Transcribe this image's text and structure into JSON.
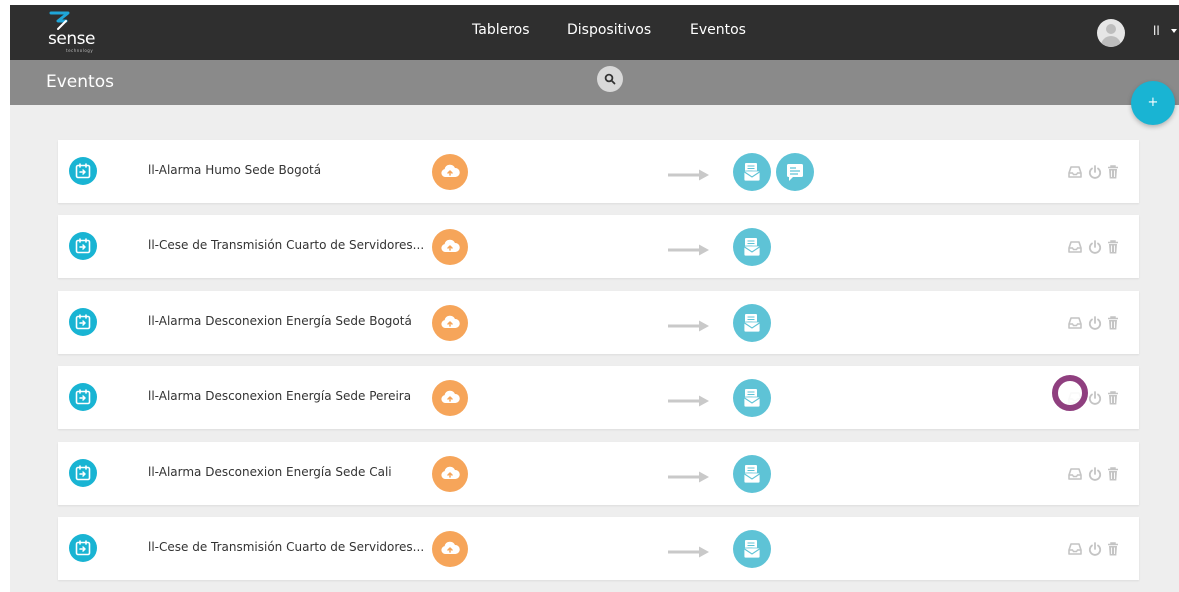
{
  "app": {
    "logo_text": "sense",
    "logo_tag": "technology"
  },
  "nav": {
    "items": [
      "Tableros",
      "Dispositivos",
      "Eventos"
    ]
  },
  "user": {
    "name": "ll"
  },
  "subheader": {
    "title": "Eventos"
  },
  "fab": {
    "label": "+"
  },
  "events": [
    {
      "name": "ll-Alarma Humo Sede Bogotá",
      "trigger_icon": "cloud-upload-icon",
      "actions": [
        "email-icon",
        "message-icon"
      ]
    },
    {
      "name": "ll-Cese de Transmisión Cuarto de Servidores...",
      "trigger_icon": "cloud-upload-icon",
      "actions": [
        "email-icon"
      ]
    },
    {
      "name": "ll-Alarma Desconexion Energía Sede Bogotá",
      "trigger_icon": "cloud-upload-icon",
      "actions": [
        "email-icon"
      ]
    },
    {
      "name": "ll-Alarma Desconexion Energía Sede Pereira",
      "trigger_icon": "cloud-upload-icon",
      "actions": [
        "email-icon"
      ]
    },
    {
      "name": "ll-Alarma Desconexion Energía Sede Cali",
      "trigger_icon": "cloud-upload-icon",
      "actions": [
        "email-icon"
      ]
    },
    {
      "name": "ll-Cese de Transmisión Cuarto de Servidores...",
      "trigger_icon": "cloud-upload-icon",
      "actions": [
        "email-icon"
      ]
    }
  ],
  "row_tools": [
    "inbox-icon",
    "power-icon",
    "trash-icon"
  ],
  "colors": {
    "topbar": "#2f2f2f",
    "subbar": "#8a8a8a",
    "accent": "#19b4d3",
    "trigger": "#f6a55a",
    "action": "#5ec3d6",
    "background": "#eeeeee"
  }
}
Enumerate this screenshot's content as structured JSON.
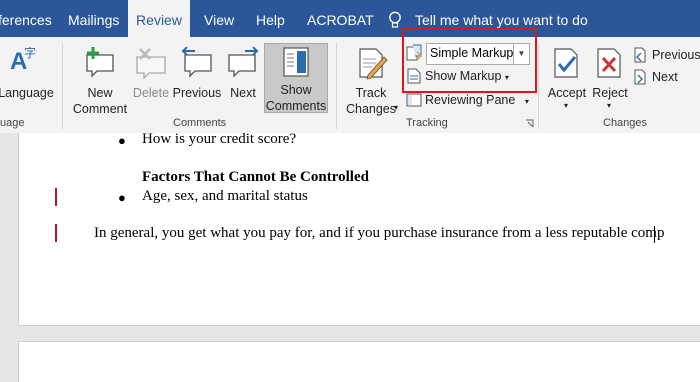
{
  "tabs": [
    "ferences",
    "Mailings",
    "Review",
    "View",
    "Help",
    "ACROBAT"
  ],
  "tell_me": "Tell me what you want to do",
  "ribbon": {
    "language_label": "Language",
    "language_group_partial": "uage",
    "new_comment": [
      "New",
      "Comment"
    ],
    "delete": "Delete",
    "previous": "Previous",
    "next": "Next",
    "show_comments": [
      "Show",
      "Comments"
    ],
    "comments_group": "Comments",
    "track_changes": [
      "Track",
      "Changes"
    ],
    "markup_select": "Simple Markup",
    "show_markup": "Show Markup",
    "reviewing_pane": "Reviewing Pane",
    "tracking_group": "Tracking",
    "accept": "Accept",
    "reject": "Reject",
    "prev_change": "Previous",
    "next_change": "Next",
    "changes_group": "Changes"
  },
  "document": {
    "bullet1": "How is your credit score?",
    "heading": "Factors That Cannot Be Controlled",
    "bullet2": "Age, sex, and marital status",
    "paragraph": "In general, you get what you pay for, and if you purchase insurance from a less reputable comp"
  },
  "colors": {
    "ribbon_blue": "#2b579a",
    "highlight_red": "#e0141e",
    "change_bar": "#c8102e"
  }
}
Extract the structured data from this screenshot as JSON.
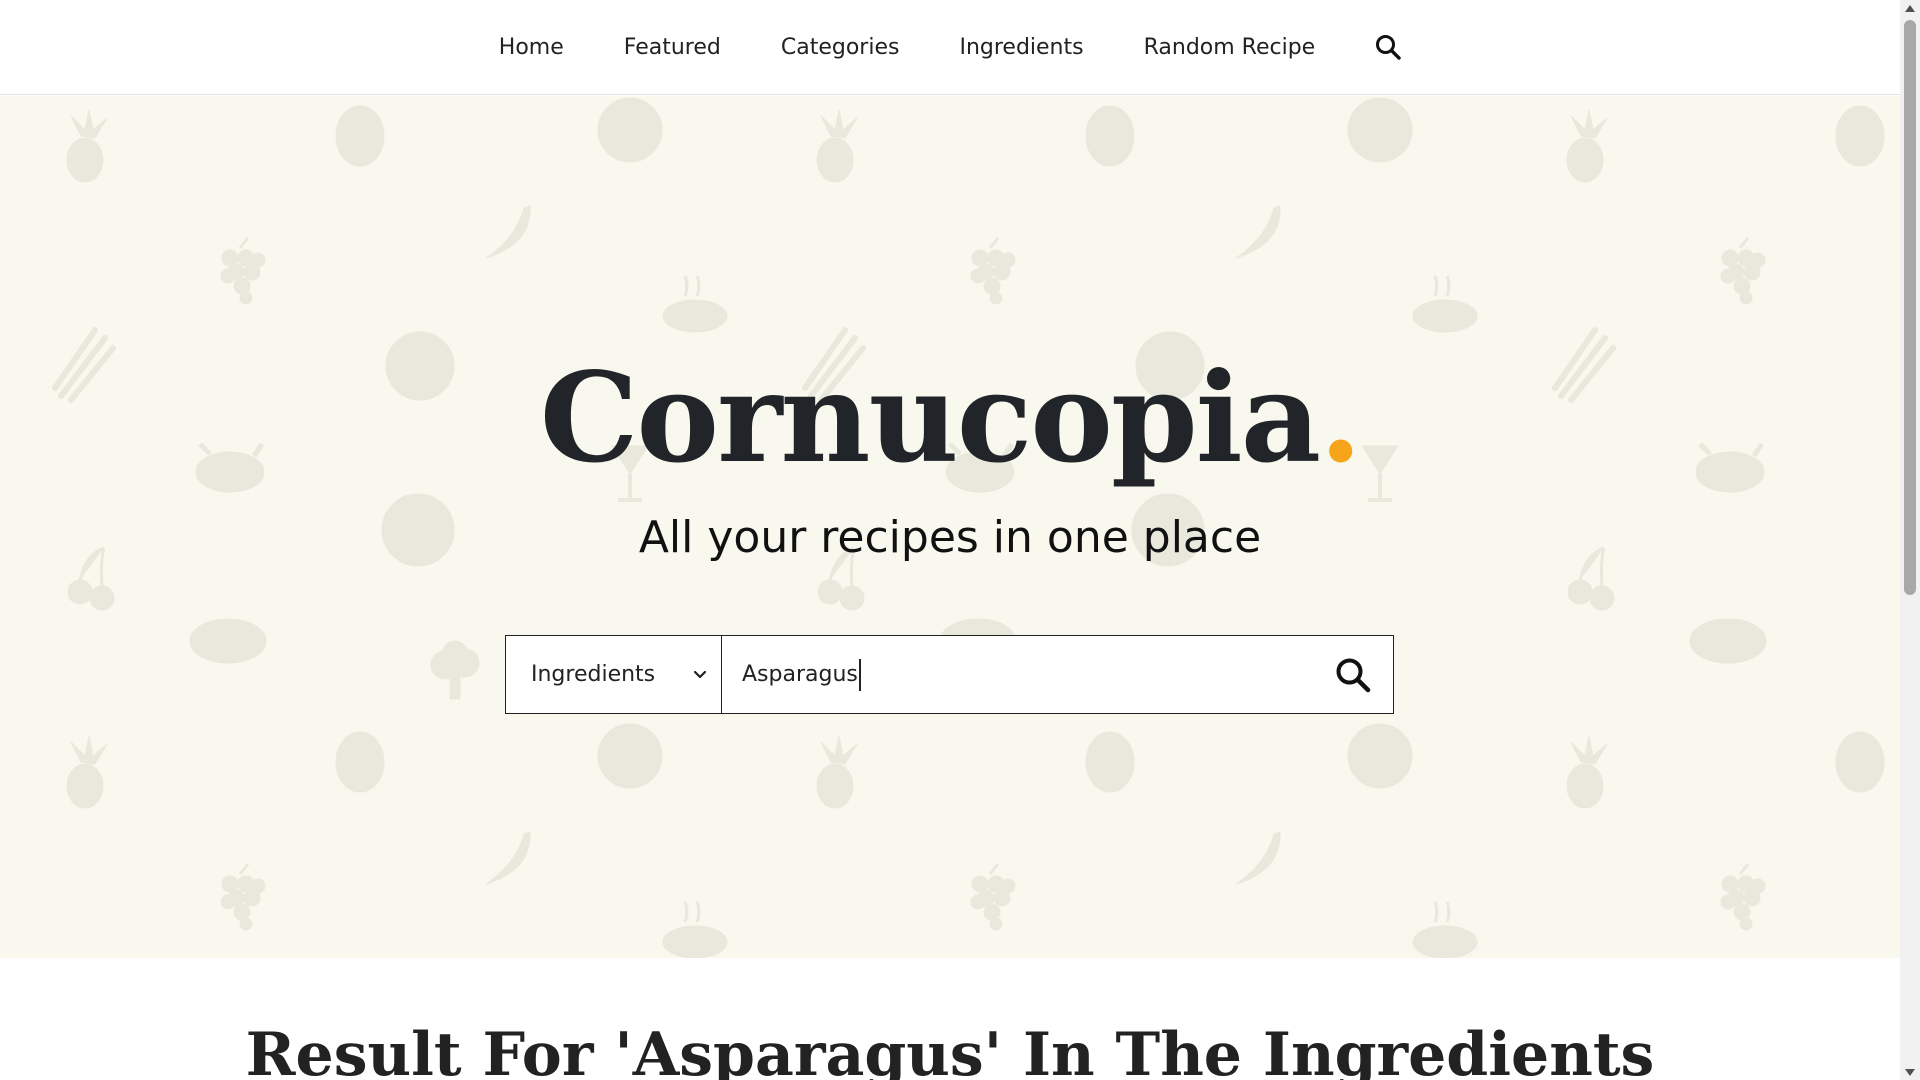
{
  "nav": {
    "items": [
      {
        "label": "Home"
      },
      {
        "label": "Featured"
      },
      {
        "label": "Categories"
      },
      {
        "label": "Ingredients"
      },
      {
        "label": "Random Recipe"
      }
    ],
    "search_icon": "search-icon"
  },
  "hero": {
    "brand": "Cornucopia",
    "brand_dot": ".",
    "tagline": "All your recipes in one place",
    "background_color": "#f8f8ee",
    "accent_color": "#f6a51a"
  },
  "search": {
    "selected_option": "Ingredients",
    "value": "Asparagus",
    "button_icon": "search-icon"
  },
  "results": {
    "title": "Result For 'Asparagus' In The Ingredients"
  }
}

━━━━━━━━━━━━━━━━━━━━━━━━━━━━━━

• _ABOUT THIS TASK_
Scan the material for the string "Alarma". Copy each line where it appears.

• _YOUR RESPONSE_
      "name": "ll-Alarma Humo Sede Bogotá",
      "name": "ll-Alarma Desconexion Energía Sede Bogotá",
      "name": "ll-Alarma Desconexion Energía Sede Pereira",
      "name": "ll-Alarma Desconexion Energía Sede Cali",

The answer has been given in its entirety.